With the change in economic policy in 1992, the concept of "private property" has firmly entered into Russian life. Each of us clearly knows what belongs to him by right and how to protect our interests. However, this applies only to objects of tangible property. Much more complicated is the case with intellectual property. Everyone knows about it, but for some reason many do not realize that in order for the product of their intellectual activity to belong only to them, it is necessary to formalize and secure the rights to it at the state level. Intellectual property is so subtle, ambiguous, and difficult to control that it can often be stolen by anyone, and if you do not have rights to it, it may turn out that by law it will not be the owner, but the enterprising thief who managed it register first.
This is especially dangerous when the question concerns the trademark of the company. By saving time and money on patenting, you run the risk of losing your business over the years. What to do to protect yourself and your business from illegal attacks? How to protect your intellectual property?
We asked the director of the Yugpatent regional center, Alexander Georgievna KRAVCHUK, to answer these questions.
- Alexandra Georgievna, could you tell our readers what the concept of “patent” means?
- Patent - an official title of protection issued on behalf of the state by an authorized state body.
The development of the institute of patenting in the North Caucasus region began with the creation in 1959 by decision of the state body of the Rostov branch of the All-Union Center for Patent Services. Since in those years there was no private property as such, the patent center was engaged in the so-called “patenting of formulas”.
That is, the inventors assigned only copyright to the idea. Now every citizen of Russia has the right and opportunity to get a patent for his business.
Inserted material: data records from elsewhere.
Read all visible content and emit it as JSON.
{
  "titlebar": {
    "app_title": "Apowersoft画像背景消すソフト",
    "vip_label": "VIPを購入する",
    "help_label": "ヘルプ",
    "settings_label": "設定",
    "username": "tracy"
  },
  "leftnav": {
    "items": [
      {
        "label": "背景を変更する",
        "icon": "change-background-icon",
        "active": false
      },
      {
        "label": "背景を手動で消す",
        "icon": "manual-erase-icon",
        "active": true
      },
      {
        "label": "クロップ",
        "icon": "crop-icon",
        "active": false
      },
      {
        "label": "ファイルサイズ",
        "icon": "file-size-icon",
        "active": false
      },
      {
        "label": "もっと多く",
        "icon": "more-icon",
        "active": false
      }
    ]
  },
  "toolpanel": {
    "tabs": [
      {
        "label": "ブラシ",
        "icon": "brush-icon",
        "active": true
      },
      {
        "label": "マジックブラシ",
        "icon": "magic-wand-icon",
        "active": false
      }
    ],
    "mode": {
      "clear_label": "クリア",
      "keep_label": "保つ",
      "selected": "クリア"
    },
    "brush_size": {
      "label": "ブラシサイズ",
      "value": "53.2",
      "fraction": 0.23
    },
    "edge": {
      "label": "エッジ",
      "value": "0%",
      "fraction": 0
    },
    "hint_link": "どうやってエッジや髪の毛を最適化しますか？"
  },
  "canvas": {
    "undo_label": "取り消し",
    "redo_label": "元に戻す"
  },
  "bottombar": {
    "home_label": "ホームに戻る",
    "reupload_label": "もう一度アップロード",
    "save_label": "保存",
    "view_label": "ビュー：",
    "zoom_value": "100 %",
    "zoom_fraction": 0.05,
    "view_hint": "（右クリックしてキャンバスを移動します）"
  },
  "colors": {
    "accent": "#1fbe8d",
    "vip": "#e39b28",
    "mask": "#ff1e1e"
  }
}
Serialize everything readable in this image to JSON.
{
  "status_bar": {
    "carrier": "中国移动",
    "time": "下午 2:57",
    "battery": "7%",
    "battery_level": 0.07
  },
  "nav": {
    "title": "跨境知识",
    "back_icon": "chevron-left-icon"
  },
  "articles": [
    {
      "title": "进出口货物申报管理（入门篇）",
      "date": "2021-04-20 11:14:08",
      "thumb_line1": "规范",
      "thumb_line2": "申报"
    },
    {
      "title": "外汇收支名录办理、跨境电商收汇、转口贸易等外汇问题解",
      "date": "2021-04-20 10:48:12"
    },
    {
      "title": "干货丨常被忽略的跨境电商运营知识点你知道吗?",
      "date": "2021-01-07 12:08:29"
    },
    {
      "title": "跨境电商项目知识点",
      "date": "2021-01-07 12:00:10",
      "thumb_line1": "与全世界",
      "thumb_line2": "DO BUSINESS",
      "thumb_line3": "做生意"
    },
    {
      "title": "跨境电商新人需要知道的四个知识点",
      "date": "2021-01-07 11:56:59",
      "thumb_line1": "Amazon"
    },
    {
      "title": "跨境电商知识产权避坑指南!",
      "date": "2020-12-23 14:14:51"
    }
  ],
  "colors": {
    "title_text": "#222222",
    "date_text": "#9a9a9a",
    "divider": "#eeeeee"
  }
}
By the nature of our business, we constantly encounter entrepreneurs who have suffered significant financial losses, and sometimes even completely lost their business due to neglect of the need to patent their trademark. The most common scheme of fraud is the option in which several founders jointly open a company, advertise it through joint means, jointly develop a clientele, and at the moment when the company gains a certain status in the market and begins to bring serious profit, the most “smart” of the founders are patented by the “He Himself” patent law for the specified trademark and asks the remaining co-founders to “no longer exploit the holy right of his intellectual property”. From the point of view of the law, he is right. And former partners are convinced in their own experience of the seriousness of the institution of patenting.